▶ Requirement: All entries are to be reproduced exactly; the pictures are to be omitted.

:: Source material

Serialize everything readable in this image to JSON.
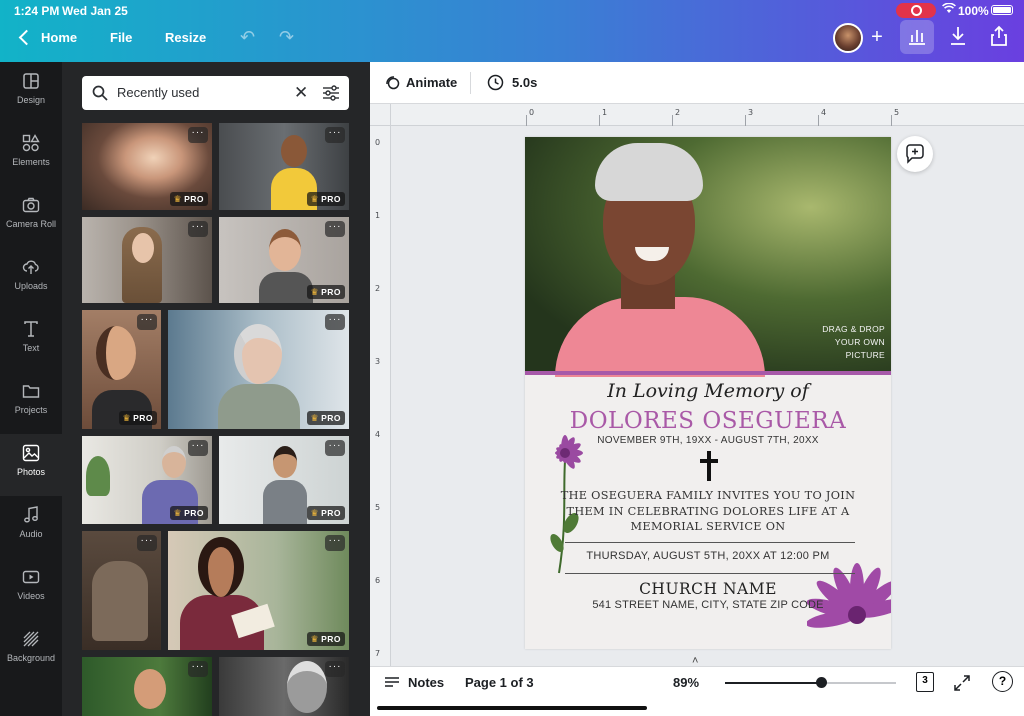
{
  "status_bar": {
    "time": "1:24 PM",
    "date": "Wed Jan 25",
    "battery": "100%"
  },
  "top_nav": {
    "back_label": "Home",
    "file_label": "File",
    "resize_label": "Resize",
    "icons": [
      "chevron-left-icon",
      "undo-icon",
      "redo-icon",
      "avatar",
      "plus-icon",
      "bar-chart-icon",
      "download-icon",
      "share-icon"
    ]
  },
  "sidebar": {
    "items": [
      {
        "label": "Design",
        "icon": "design-icon"
      },
      {
        "label": "Elements",
        "icon": "shapes-icon"
      },
      {
        "label": "Camera Roll",
        "icon": "camera-icon"
      },
      {
        "label": "Uploads",
        "icon": "cloud-upload-icon"
      },
      {
        "label": "Text",
        "icon": "text-icon"
      },
      {
        "label": "Projects",
        "icon": "folder-icon"
      },
      {
        "label": "Photos",
        "icon": "image-icon"
      },
      {
        "label": "Audio",
        "icon": "music-note-icon"
      },
      {
        "label": "Videos",
        "icon": "video-icon"
      },
      {
        "label": "Background",
        "icon": "pattern-icon"
      }
    ],
    "active": "Photos"
  },
  "photo_panel": {
    "search_value": "Recently used",
    "pro_label": "PRO",
    "more_label": "···"
  },
  "editor_toolbar": {
    "animate_label": "Animate",
    "duration": "5.0s"
  },
  "ruler": {
    "h_numbers": [
      "0",
      "1",
      "2",
      "3",
      "4",
      "5"
    ],
    "v_numbers": [
      "0",
      "1",
      "2",
      "3",
      "4",
      "5",
      "6",
      "7"
    ]
  },
  "design": {
    "dragdrop_lines": [
      "DRAG & DROP",
      "YOUR OWN",
      "PICTURE"
    ],
    "heading": "In Loving Memory of",
    "name": "DOLORES OSEGUERA",
    "dates": "NOVEMBER 9TH, 19XX - AUGUST 7TH, 20XX",
    "invite_lines": [
      "THE OSEGUERA FAMILY INVITES YOU TO JOIN",
      "THEM IN CELEBRATING DOLORES LIFE AT A",
      "MEMORIAL SERVICE ON"
    ],
    "service_time": "THURSDAY, AUGUST 5TH, 20XX AT 12:00 PM",
    "church": "CHURCH NAME",
    "address": "541 STREET NAME, CITY, STATE ZIP CODE",
    "accent_color": "#a959a7"
  },
  "bottom_bar": {
    "notes_label": "Notes",
    "page_info": "Page 1 of 3",
    "zoom": "89%",
    "zoom_fraction": 0.56,
    "page_count": "3",
    "help_label": "?"
  }
}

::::

▶ Answer space:
Serialize everything readable in this image to JSON.
{
  "status_bar": {
    "time": "1:24 PM",
    "date": "Wed Jan 25",
    "battery": "100%"
  },
  "top_nav": {
    "back_label": "Home",
    "file_label": "File",
    "resize_label": "Resize",
    "icons": [
      "chevron-left-icon",
      "undo-icon",
      "redo-icon",
      "avatar",
      "plus-icon",
      "bar-chart-icon",
      "download-icon",
      "share-icon"
    ]
  },
  "sidebar": {
    "items": [
      {
        "label": "Design",
        "icon": "design-icon"
      },
      {
        "label": "Elements",
        "icon": "shapes-icon"
      },
      {
        "label": "Camera Roll",
        "icon": "camera-icon"
      },
      {
        "label": "Uploads",
        "icon": "cloud-upload-icon"
      },
      {
        "label": "Text",
        "icon": "text-icon"
      },
      {
        "label": "Projects",
        "icon": "folder-icon"
      },
      {
        "label": "Photos",
        "icon": "image-icon"
      },
      {
        "label": "Audio",
        "icon": "music-note-icon"
      },
      {
        "label": "Videos",
        "icon": "video-icon"
      },
      {
        "label": "Background",
        "icon": "pattern-icon"
      }
    ],
    "active": "Photos"
  },
  "photo_panel": {
    "search_value": "Recently used",
    "pro_label": "PRO",
    "more_label": "···"
  },
  "editor_toolbar": {
    "animate_label": "Animate",
    "duration": "5.0s"
  },
  "ruler": {
    "h_numbers": [
      "0",
      "1",
      "2",
      "3",
      "4",
      "5"
    ],
    "v_numbers": [
      "0",
      "1",
      "2",
      "3",
      "4",
      "5",
      "6",
      "7"
    ]
  },
  "design": {
    "dragdrop_lines": [
      "DRAG & DROP",
      "YOUR OWN",
      "PICTURE"
    ],
    "heading": "In Loving Memory of",
    "name": "DOLORES OSEGUERA",
    "dates": "NOVEMBER 9TH, 19XX - AUGUST 7TH, 20XX",
    "invite_lines": [
      "THE OSEGUERA FAMILY INVITES YOU TO JOIN",
      "THEM IN CELEBRATING DOLORES LIFE AT A",
      "MEMORIAL SERVICE ON"
    ],
    "service_time": "THURSDAY, AUGUST 5TH, 20XX AT 12:00 PM",
    "church": "CHURCH NAME",
    "address": "541 STREET NAME, CITY, STATE ZIP CODE",
    "accent_color": "#a959a7"
  },
  "bottom_bar": {
    "notes_label": "Notes",
    "page_info": "Page 1 of 3",
    "zoom": "89%",
    "zoom_fraction": 0.56,
    "page_count": "3",
    "help_label": "?"
  }
}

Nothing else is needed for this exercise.